John H. Jacobson, president of Hope College since 1987, has announced that he will retire in mid-1999.
Jacobson and Kermit Campbell, chair of the
college's Board of Trustees, made the announcement on
Thursday, Jan. 22, in conjunction with the regular January
meeting of the trustees.
Jacobson noted that he was announcing his plans 18
months in advance to help provide the college with time to
conduct a search for his successor, to help ensure as smooth
a transition as he experienced when he arrived. He became
Hope's 10th president on July 1, 1987, the day after Gordon
Van Wylen completed his tenure. Jacobson plans to step down
on June 30, 1999.
"This is an announcement and by no means a
farewell," Jacobson said. "The retirement date is nearly a
year and a half in the future, and I fully expect my time
between now and then to be active and productive. The
announcement today gives the college ample time to plan and
organize an excellent search process."
"For the moment, what I want to say is that it has
been and continues to be a privilege to serve Hope College
as president," he said. "I can imagine nothing that I might
have been doing between July 1, 1987, and June 30, 1999,
that would have been as challenging, rewarding and
significant as the presidency of Hope College."
In a statement issued in conjunction with the
announcement, Campbell reflected on the contributions
Jacobson has made in his decade with the college.
"As a team builder, John Jacobson would never take
the credit for himself, but it's no coincidence that his
presidency has been marked by significant gains for Hope
College," he said. "Enrollment has grown to record levels,
the endowment has more than quadrupled and the college has
become even better known nationally for the quality of the
education it provides.
"Much, of course, has been at work in the
successes, but I believe that John's approach to working
with others and his appreciation of the character of Hope
College have played particularly significant roles,"
"On the one hand, he has had the wisdom and
humility to encourage, support and involve others in
realizing their and the college's potential--I think, for
example, of the 'Hope in the Future' strategic planning of
the late 1980s and the more recent "Visioning" process,
which involved hundreds in charting the college's future,"
he said. "At the same time, however, he has challenged us
to be deliberate about the college's long-held mission of
pursuing academic excellence and inquiry in the context of
the Christian faith.
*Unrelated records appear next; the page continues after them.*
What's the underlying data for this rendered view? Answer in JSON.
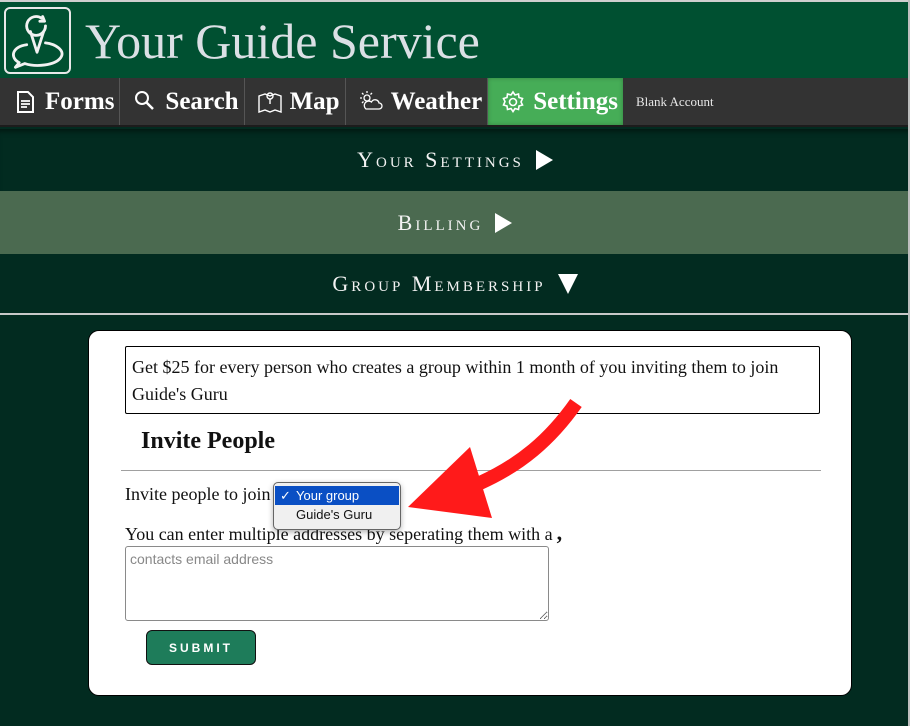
{
  "header": {
    "app_title": "Your Guide Service",
    "logo_icon": "map-pin-chat-icon"
  },
  "nav": {
    "items": [
      {
        "label": "Forms",
        "icon": "document-icon"
      },
      {
        "label": "Search",
        "icon": "search-icon"
      },
      {
        "label": "Map",
        "icon": "map-icon"
      },
      {
        "label": "Weather",
        "icon": "weather-icon"
      },
      {
        "label": "Settings",
        "icon": "gear-icon",
        "active": true
      }
    ],
    "account_label": "Blank Account"
  },
  "accordion": {
    "your_settings": "Your Settings",
    "billing": "Billing",
    "group_membership": "Group Membership"
  },
  "group_membership": {
    "promo_text": "Get $25 for every person who creates a group within 1 month of you inviting them to join Guide's Guru",
    "section_title": "Invite People",
    "invite_label": "Invite people to join",
    "group_select": {
      "selected": "Your group",
      "options": [
        "Your group",
        "Guide's Guru"
      ]
    },
    "multi_label": "You can enter multiple addresses by seperating them with a",
    "multi_separator": ",",
    "email_placeholder": "contacts email address",
    "email_value": "",
    "submit_label": "SUBMIT"
  },
  "colors": {
    "header_bg": "#005031",
    "nav_bg": "#333333",
    "nav_active": "#46ad57",
    "page_bg": "#022b20",
    "billing_bg": "#4b6a50",
    "submit_bg": "#1e7c5a",
    "select_highlight": "#0a4fc4",
    "annotation_arrow": "#ff1a1a"
  }
}
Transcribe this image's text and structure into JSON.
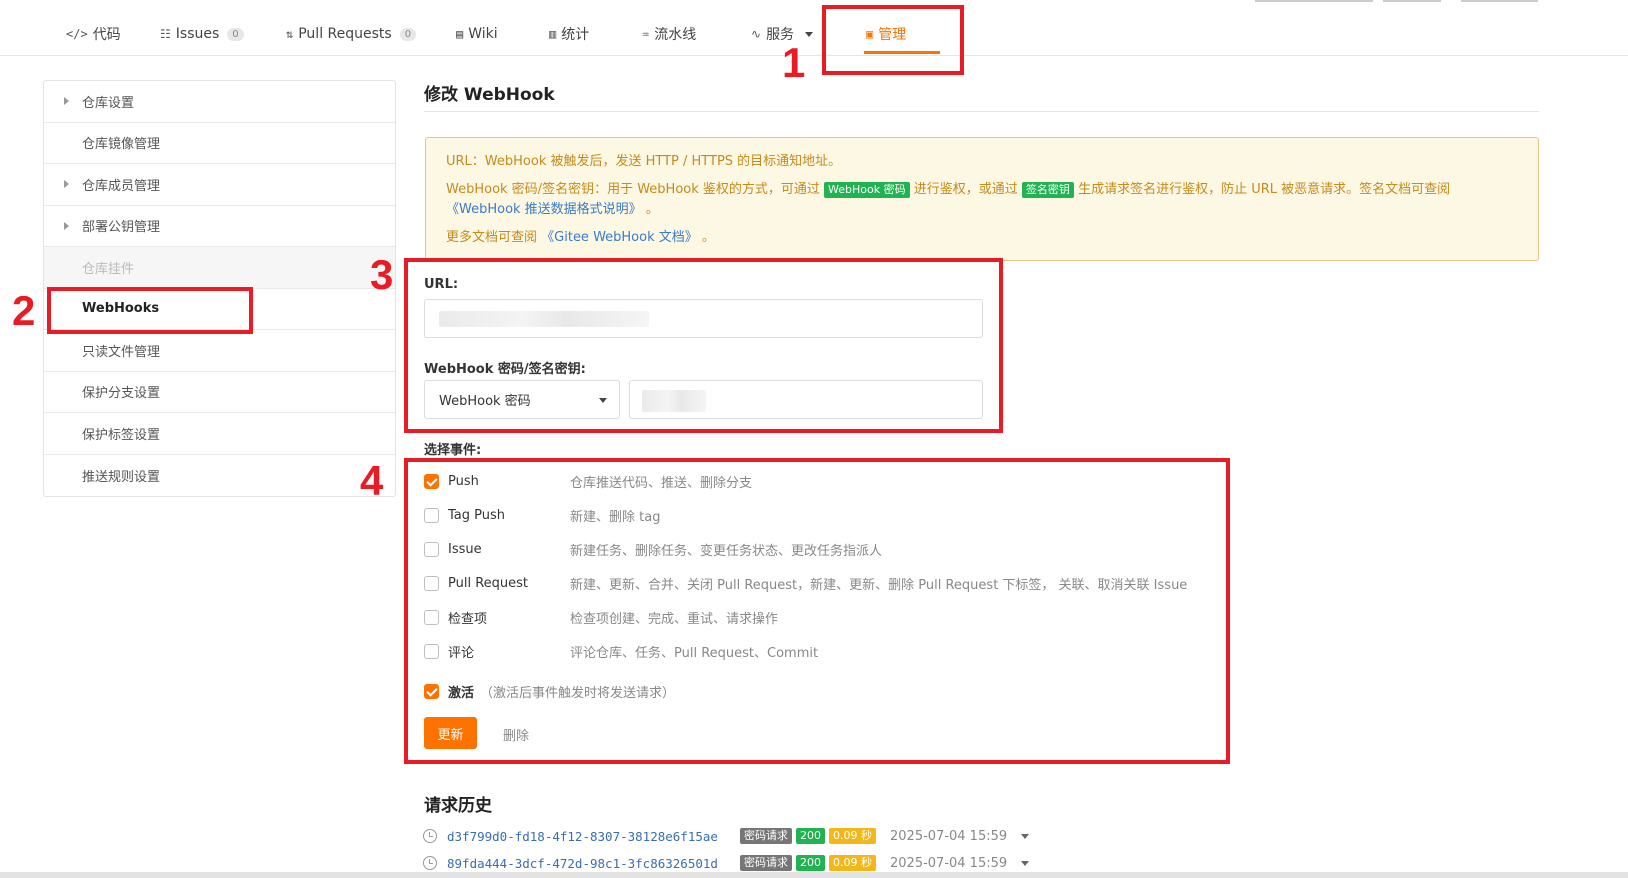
{
  "tabs": [
    {
      "icon": "</>",
      "label": "代码",
      "count": ""
    },
    {
      "icon": "☷",
      "label": "Issues",
      "count": "0"
    },
    {
      "icon": "⇅",
      "label": "Pull Requests",
      "count": "0"
    },
    {
      "icon": "▤",
      "label": "Wiki",
      "count": ""
    },
    {
      "icon": "▥",
      "label": "统计",
      "count": ""
    },
    {
      "icon": "♒",
      "label": "流水线",
      "count": ""
    },
    {
      "icon": "∿",
      "label": "服务",
      "count": ""
    },
    {
      "icon": "▣",
      "label": "管理",
      "count": ""
    }
  ],
  "sidebar": {
    "items": [
      {
        "label": "仓库设置"
      },
      {
        "label": "仓库镜像管理"
      },
      {
        "label": "仓库成员管理"
      },
      {
        "label": "部署公钥管理"
      },
      {
        "label": "仓库挂件"
      },
      {
        "label": "WebHooks"
      },
      {
        "label": "只读文件管理"
      },
      {
        "label": "保护分支设置"
      },
      {
        "label": "保护标签设置"
      },
      {
        "label": "推送规则设置"
      }
    ]
  },
  "page": {
    "title": "修改 WebHook"
  },
  "notice": {
    "line1": "URL：WebHook 被触发后，发送 HTTP / HTTPS 的目标通知地址。",
    "line2_a": "WebHook 密码/签名密钥：用于 WebHook 鉴权的方式，可通过",
    "tag_password": "WebHook 密码",
    "line2_b": "进行鉴权，或通过",
    "tag_sign": "签名密钥",
    "line2_c": "生成请求签名进行鉴权，防止 URL 被恶意请求。签名文档可查阅",
    "link_push_doc": "《WebHook 推送数据格式说明》",
    "line2_end": "。",
    "line3_a": "更多文档可查阅",
    "link_gitee_doc": "《Gitee WebHook 文档》",
    "line3_end": "。"
  },
  "form": {
    "url_label": "URL:",
    "secret_label": "WebHook 密码/签名密钥:",
    "secret_type": "WebHook 密码",
    "events_label": "选择事件:"
  },
  "events": [
    {
      "name": "Push",
      "desc": "仓库推送代码、推送、删除分支",
      "checked": true
    },
    {
      "name": "Tag Push",
      "desc": "新建、删除 tag",
      "checked": false
    },
    {
      "name": "Issue",
      "desc": "新建任务、删除任务、变更任务状态、更改任务指派人",
      "checked": false
    },
    {
      "name": "Pull Request",
      "desc": "新建、更新、合并、关闭 Pull Request，新建、更新、删除 Pull Request 下标签， 关联、取消关联 Issue",
      "checked": false
    },
    {
      "name": "检查项",
      "desc": "检查项创建、完成、重试、请求操作",
      "checked": false
    },
    {
      "name": "评论",
      "desc": "评论仓库、任务、Pull Request、Commit",
      "checked": false
    }
  ],
  "activate": {
    "label": "激活",
    "hint": "（激活后事件触发时将发送请求）",
    "checked": true
  },
  "buttons": {
    "update": "更新",
    "delete": "删除"
  },
  "history": {
    "title": "请求历史",
    "rows": [
      {
        "id": "d3f799d0-fd18-4f12-8307-38128e6f15ae",
        "type": "密码请求",
        "status": "200",
        "duration": "0.09 秒",
        "time": "2025-07-04 15:59"
      },
      {
        "id": "89fda444-3dcf-472d-98c1-3fc86326501d",
        "type": "密码请求",
        "status": "200",
        "duration": "0.09 秒",
        "time": "2025-07-04 15:59"
      }
    ]
  },
  "annotations": [
    "1",
    "2",
    "3",
    "4"
  ],
  "colors": {
    "accent": "#fe7300",
    "annotation": "#e81c24",
    "success": "#21b351",
    "warning": "#f3b71a"
  }
}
He has helped keep Hope true to its
calling and character.
"He has been a true servant-leader, meeting the
needs and valuing the gifts of those in the Hope community
while at the same time keeping all of us focused on the
larger picture," Campbell said. "The combination has helped
Hope College to thrive, and will continue to do so well
beyond John's presidency and into the next millennium."
Hope's enrollment in the fall of 1987 was 2,710;
this fall it was 2,911. The college's endowment was $20
million in 1987, and is currently about $91 million.
During Jacobson's decade, Hope has had one
national and two state "Professors of the Year," and three
students named "British Marshall Scholars." College guides
consistently rate Hope highly--"U.S. News and World Report,"
for example, ranks Hope among the nation's 160 best liberal
Hope is the only private, four-year, liberal arts
college in the country to have national accreditation in
art, dance, music and theatre. A report by the National
Science Foundation in 1997 placed Hope in the top 25
nationally among baccalaureate colleges as a source of Ph.D.
recipients from 1991 to 1995 in the natural, physical and
The college has won the Michigan Intercollegiate
Athletic Association all-sports championship five times
during the past decade.
The college's "Hope in the Future" capital
campaign, which concluded in 1994, raised $58.1 million.
Additions to the campus have included the Knickerbocker
Theatre (1988), Lugers Fieldhouse (1991), DeWitt Tennis
Center (1994), Haworth Conference and Learning Center (1997)
and Cook Residence Hall (1997).
While Hope will be busy seeking his successor
during the next year-and-a-half, Jacobson plans to place a
major focus on what he sees to be three significant on-going
needs: additional endowment funds, expansion of the
college's science facilities and creation of a master plan
to determine long-term development goals for the campus.
Prior to coming to Hope, Jacobson was provost and
vice president for academic affairs at Empire State College
in New York, where he had served since 1972. He had
previously been a faculty member in philosophy at Hamilton
College in New York and dean of the faculty and vice
president for academic affairs at Florida Presbyterian
College (now Eckerd College).
He holds his bachelor's degree in philosophy from
Swarthmore College, and master's and doctoral degrees in
philosophy from Yale University.
His wife, Jeanne, is also on the college staff,
serving as a senior research fellow with the A.C. Van Raalte
Institute for Historical Studies and as an adjunct professor
of education since 1996. They are members of Hope Church in